▶ **Task item**
Pull every line that includes the word "Units" from the data.

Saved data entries
══════
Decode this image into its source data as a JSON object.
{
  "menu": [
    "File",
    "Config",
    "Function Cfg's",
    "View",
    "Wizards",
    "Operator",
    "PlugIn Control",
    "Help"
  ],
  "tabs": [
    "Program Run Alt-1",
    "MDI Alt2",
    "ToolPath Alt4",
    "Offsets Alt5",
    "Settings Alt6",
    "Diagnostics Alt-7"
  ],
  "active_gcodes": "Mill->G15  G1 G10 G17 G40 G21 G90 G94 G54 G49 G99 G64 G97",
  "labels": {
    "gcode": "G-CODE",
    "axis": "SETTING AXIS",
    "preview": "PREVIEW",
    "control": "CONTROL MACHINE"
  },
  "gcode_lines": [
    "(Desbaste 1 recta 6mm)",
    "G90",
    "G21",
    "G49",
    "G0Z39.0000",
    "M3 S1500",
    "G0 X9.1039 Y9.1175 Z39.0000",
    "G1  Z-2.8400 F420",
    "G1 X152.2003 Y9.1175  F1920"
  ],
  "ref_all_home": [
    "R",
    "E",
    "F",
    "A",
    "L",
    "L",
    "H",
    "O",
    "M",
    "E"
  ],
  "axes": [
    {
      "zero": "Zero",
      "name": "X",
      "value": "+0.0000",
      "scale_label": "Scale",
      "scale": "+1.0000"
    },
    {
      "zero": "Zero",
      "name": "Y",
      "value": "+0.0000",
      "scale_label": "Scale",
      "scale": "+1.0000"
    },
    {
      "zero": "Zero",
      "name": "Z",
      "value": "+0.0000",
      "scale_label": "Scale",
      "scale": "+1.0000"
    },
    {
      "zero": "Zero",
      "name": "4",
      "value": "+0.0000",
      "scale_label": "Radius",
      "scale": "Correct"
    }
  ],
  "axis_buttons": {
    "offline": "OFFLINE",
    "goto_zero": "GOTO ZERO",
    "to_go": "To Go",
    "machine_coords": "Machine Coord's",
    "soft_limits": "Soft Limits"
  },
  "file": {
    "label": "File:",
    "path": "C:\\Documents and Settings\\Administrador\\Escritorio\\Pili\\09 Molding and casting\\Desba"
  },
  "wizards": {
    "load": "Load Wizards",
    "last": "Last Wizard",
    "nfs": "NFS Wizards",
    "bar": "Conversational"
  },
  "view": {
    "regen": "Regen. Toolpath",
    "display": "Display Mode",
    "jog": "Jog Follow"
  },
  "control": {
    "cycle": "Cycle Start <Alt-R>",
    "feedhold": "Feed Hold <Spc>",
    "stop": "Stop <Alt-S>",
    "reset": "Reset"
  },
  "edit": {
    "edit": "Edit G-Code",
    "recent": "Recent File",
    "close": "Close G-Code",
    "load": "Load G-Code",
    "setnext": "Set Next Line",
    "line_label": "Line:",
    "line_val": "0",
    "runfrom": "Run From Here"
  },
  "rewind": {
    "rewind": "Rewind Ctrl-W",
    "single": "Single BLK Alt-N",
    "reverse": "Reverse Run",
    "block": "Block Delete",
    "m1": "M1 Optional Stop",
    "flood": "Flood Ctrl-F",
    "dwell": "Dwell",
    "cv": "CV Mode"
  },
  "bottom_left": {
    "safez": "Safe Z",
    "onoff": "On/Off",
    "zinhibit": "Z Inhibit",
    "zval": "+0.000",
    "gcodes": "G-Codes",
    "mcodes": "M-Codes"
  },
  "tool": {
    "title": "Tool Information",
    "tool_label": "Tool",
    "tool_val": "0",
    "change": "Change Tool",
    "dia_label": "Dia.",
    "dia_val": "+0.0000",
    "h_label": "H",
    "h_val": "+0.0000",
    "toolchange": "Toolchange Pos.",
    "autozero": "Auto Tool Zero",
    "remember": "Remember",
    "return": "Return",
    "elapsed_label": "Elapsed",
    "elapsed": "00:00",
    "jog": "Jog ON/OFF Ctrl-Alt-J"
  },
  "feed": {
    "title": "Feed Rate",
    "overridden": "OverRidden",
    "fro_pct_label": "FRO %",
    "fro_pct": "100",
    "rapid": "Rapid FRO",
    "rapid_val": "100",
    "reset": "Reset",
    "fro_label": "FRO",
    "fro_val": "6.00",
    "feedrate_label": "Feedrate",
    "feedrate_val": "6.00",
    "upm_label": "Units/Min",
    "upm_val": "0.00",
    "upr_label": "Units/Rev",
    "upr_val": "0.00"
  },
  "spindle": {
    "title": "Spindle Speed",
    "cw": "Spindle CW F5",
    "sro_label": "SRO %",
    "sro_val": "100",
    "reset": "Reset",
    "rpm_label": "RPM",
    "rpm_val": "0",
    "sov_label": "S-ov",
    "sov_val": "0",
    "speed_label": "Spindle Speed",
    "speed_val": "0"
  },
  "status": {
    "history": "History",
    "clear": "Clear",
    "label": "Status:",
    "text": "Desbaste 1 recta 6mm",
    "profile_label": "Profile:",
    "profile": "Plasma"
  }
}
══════
▶ **Reply to the task**
    "upm_label": "Units/Min",
    "upr_label": "Units/Rev",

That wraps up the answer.